- Directions for this task -
Print all the records exactly, please.

..............................

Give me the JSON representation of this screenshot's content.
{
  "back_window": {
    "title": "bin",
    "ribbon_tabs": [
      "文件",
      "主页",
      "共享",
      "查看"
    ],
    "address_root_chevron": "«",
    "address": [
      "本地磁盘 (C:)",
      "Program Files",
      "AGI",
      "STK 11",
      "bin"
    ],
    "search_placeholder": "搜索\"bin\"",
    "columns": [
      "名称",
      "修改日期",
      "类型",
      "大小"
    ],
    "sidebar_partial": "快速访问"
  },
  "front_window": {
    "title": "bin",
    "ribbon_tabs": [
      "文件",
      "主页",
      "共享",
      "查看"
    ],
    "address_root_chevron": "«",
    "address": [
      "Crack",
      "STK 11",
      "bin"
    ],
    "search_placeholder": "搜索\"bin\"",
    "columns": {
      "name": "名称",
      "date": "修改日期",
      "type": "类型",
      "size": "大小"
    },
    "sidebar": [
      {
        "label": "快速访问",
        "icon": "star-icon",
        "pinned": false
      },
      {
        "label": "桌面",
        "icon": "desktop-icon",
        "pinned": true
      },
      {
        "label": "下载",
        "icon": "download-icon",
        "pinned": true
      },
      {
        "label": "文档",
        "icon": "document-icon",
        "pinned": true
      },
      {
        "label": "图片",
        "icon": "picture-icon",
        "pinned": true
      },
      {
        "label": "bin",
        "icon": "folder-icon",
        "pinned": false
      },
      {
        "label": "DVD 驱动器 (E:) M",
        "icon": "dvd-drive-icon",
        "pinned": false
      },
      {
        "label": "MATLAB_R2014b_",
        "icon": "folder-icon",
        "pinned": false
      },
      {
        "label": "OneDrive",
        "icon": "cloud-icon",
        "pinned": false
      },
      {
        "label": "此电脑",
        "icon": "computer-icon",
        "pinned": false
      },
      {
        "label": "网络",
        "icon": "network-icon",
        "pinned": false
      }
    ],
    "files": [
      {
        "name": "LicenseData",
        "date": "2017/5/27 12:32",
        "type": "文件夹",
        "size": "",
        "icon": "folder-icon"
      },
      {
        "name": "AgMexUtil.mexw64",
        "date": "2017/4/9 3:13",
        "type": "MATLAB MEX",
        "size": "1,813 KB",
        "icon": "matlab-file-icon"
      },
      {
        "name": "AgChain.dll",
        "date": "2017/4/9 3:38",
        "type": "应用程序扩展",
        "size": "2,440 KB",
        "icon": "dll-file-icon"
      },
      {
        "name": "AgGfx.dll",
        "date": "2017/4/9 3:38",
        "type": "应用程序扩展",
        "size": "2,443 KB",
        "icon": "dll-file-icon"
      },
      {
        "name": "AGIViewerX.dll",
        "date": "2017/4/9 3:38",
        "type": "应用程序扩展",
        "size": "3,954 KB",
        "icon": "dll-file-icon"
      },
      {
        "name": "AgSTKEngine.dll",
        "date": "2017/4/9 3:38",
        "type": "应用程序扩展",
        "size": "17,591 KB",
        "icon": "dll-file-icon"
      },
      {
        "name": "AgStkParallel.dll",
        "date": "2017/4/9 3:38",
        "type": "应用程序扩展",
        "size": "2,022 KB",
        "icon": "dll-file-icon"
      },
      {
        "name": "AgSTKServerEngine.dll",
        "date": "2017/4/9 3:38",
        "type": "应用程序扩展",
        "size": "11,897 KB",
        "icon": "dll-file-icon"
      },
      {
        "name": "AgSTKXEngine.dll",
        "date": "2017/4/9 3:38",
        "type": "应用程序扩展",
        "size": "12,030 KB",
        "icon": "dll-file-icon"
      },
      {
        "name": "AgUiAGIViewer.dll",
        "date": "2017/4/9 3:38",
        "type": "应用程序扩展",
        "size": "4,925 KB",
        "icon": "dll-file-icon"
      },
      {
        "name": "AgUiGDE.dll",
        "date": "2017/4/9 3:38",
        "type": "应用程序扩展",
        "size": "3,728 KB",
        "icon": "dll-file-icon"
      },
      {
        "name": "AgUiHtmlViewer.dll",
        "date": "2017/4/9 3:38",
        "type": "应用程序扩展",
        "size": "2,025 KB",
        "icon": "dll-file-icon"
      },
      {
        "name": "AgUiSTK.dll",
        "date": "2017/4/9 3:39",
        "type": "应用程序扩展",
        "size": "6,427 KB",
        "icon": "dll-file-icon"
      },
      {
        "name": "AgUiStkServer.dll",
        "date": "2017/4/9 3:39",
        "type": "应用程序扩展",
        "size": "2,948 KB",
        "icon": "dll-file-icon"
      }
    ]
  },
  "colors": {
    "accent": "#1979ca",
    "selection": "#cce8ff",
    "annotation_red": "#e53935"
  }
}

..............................

- Task result -
Give me the JSON representation of this screenshot's content.
{
  "back_window": {
    "title": "bin",
    "ribbon_tabs": [
      "文件",
      "主页",
      "共享",
      "查看"
    ],
    "address_root_chevron": "«",
    "address": [
      "本地磁盘 (C:)",
      "Program Files",
      "AGI",
      "STK 11",
      "bin"
    ],
    "search_placeholder": "搜索\"bin\"",
    "columns": [
      "名称",
      "修改日期",
      "类型",
      "大小"
    ],
    "sidebar_partial": "快速访问"
  },
  "front_window": {
    "title": "bin",
    "ribbon_tabs": [
      "文件",
      "主页",
      "共享",
      "查看"
    ],
    "address_root_chevron": "«",
    "address": [
      "Crack",
      "STK 11",
      "bin"
    ],
    "search_placeholder": "搜索\"bin\"",
    "columns": {
      "name": "名称",
      "date": "修改日期",
      "type": "类型",
      "size": "大小"
    },
    "sidebar": [
      {
        "label": "快速访问",
        "icon": "star-icon",
        "pinned": false
      },
      {
        "label": "桌面",
        "icon": "desktop-icon",
        "pinned": true
      },
      {
        "label": "下载",
        "icon": "download-icon",
        "pinned": true
      },
      {
        "label": "文档",
        "icon": "document-icon",
        "pinned": true
      },
      {
        "label": "图片",
        "icon": "picture-icon",
        "pinned": true
      },
      {
        "label": "bin",
        "icon": "folder-icon",
        "pinned": false
      },
      {
        "label": "DVD 驱动器 (E:) M",
        "icon": "dvd-drive-icon",
        "pinned": false
      },
      {
        "label": "MATLAB_R2014b_",
        "icon": "folder-icon",
        "pinned": false
      },
      {
        "label": "OneDrive",
        "icon": "cloud-icon",
        "pinned": false
      },
      {
        "label": "此电脑",
        "icon": "computer-icon",
        "pinned": false
      },
      {
        "label": "网络",
        "icon": "network-icon",
        "pinned": false
      }
    ],
    "files": [
      {
        "name": "LicenseData",
        "date": "2017/5/27 12:32",
        "type": "文件夹",
        "size": "",
        "icon": "folder-icon"
      },
      {
        "name": "AgMexUtil.mexw64",
        "date": "2017/4/9 3:13",
        "type": "MATLAB MEX",
        "size": "1,813 KB",
        "icon": "matlab-file-icon"
      },
      {
        "name": "AgChain.dll",
        "date": "2017/4/9 3:38",
        "type": "应用程序扩展",
        "size": "2,440 KB",
        "icon": "dll-file-icon"
      },
      {
        "name": "AgGfx.dll",
        "date": "2017/4/9 3:38",
        "type": "应用程序扩展",
        "size": "2,443 KB",
        "icon": "dll-file-icon"
      },
      {
        "name": "AGIViewerX.dll",
        "date": "2017/4/9 3:38",
        "type": "应用程序扩展",
        "size": "3,954 KB",
        "icon": "dll-file-icon"
      },
      {
        "name": "AgSTKEngine.dll",
        "date": "2017/4/9 3:38",
        "type": "应用程序扩展",
        "size": "17,591 KB",
        "icon": "dll-file-icon"
      },
      {
        "name": "AgStkParallel.dll",
        "date": "2017/4/9 3:38",
        "type": "应用程序扩展",
        "size": "2,022 KB",
        "icon": "dll-file-icon"
      },
      {
        "name": "AgSTKServerEngine.dll",
        "date": "2017/4/9 3:38",
        "type": "应用程序扩展",
        "size": "11,897 KB",
        "icon": "dll-file-icon"
      },
      {
        "name": "AgSTKXEngine.dll",
        "date": "2017/4/9 3:38",
        "type": "应用程序扩展",
        "size": "12,030 KB",
        "icon": "dll-file-icon"
      },
      {
        "name": "AgUiAGIViewer.dll",
        "date": "2017/4/9 3:38",
        "type": "应用程序扩展",
        "size": "4,925 KB",
        "icon": "dll-file-icon"
      },
      {
        "name": "AgUiGDE.dll",
        "date": "2017/4/9 3:38",
        "type": "应用程序扩展",
        "size": "3,728 KB",
        "icon": "dll-file-icon"
      },
      {
        "name": "AgUiHtmlViewer.dll",
        "date": "2017/4/9 3:38",
        "type": "应用程序扩展",
        "size": "2,025 KB",
        "icon": "dll-file-icon"
      },
      {
        "name": "AgUiSTK.dll",
        "date": "2017/4/9 3:39",
        "type": "应用程序扩展",
        "size": "6,427 KB",
        "icon": "dll-file-icon"
      },
      {
        "name": "AgUiStkServer.dll",
        "date": "2017/4/9 3:39",
        "type": "应用程序扩展",
        "size": "2,948 KB",
        "icon": "dll-file-icon"
      }
    ]
  },
  "colors": {
    "accent": "#1979ca",
    "selection": "#cce8ff",
    "annotation_red": "#e53935"
  }
}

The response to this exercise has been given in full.